> _Exercise aim_: For the data that follows, state how many lines hold the string "JSON", giving the number by itself.

────

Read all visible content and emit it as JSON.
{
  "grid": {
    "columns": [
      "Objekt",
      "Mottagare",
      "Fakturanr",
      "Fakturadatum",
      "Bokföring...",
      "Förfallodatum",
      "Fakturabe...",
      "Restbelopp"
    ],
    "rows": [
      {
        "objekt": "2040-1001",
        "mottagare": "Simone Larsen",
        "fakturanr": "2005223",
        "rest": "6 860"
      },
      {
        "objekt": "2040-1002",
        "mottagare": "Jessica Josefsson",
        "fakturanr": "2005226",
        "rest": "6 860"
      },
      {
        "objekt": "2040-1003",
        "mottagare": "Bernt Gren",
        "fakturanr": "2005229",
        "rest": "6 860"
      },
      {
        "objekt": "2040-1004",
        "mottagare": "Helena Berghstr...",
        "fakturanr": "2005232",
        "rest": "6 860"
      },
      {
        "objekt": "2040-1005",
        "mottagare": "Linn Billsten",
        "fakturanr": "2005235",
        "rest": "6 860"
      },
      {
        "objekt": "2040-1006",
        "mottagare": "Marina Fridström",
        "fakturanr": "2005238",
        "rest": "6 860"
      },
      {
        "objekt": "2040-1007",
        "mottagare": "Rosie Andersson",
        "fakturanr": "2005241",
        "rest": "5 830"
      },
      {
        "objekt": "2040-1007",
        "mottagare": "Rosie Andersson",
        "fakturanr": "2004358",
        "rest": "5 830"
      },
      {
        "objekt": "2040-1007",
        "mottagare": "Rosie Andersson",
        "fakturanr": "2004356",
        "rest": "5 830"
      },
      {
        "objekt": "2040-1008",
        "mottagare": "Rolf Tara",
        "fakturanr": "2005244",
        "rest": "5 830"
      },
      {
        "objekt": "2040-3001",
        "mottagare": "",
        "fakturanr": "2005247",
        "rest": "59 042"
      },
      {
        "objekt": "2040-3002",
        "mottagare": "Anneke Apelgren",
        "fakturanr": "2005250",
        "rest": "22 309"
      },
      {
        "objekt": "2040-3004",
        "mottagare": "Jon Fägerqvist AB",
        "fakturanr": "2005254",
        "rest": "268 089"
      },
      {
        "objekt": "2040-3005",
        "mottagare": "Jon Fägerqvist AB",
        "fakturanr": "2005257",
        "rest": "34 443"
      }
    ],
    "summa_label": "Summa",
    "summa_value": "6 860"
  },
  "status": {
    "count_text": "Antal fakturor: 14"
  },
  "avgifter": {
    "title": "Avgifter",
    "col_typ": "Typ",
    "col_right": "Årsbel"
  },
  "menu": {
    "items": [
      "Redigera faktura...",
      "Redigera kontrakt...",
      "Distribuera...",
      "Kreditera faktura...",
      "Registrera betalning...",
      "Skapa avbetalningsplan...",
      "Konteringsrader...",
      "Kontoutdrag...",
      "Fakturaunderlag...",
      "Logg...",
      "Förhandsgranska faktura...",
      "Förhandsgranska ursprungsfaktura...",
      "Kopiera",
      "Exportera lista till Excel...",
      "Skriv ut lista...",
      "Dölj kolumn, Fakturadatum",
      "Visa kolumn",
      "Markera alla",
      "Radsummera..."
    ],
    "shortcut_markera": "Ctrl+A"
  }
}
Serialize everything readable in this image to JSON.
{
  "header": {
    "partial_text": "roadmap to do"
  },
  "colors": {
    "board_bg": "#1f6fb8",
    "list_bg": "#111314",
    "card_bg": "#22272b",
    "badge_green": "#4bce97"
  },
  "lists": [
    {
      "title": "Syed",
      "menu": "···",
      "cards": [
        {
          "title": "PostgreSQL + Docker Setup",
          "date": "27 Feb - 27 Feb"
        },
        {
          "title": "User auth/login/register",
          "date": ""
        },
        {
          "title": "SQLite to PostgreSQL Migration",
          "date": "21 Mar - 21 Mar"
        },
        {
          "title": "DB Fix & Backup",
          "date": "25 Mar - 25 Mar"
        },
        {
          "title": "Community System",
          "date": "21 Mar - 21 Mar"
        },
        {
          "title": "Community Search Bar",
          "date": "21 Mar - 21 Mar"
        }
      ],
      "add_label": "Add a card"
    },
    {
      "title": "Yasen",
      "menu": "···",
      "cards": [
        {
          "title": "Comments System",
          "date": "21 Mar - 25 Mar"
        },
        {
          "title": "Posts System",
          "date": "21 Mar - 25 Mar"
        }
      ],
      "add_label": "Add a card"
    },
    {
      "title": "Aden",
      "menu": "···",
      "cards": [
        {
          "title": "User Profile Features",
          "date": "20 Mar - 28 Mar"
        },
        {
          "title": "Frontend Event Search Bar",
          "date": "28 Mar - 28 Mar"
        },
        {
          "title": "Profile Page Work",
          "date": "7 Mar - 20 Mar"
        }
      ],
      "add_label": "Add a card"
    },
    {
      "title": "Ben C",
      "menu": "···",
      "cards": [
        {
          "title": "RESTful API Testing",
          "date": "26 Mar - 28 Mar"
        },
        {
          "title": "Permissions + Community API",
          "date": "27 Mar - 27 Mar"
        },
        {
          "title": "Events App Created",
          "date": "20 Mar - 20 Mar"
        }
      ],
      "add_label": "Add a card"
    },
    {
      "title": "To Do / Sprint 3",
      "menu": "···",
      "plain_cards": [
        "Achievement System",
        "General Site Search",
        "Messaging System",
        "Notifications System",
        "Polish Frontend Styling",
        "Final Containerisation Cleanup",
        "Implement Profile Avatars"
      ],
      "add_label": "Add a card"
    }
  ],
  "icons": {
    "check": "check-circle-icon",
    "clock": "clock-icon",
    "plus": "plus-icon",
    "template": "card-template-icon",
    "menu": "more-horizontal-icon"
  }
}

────

> _Exercise response_: 2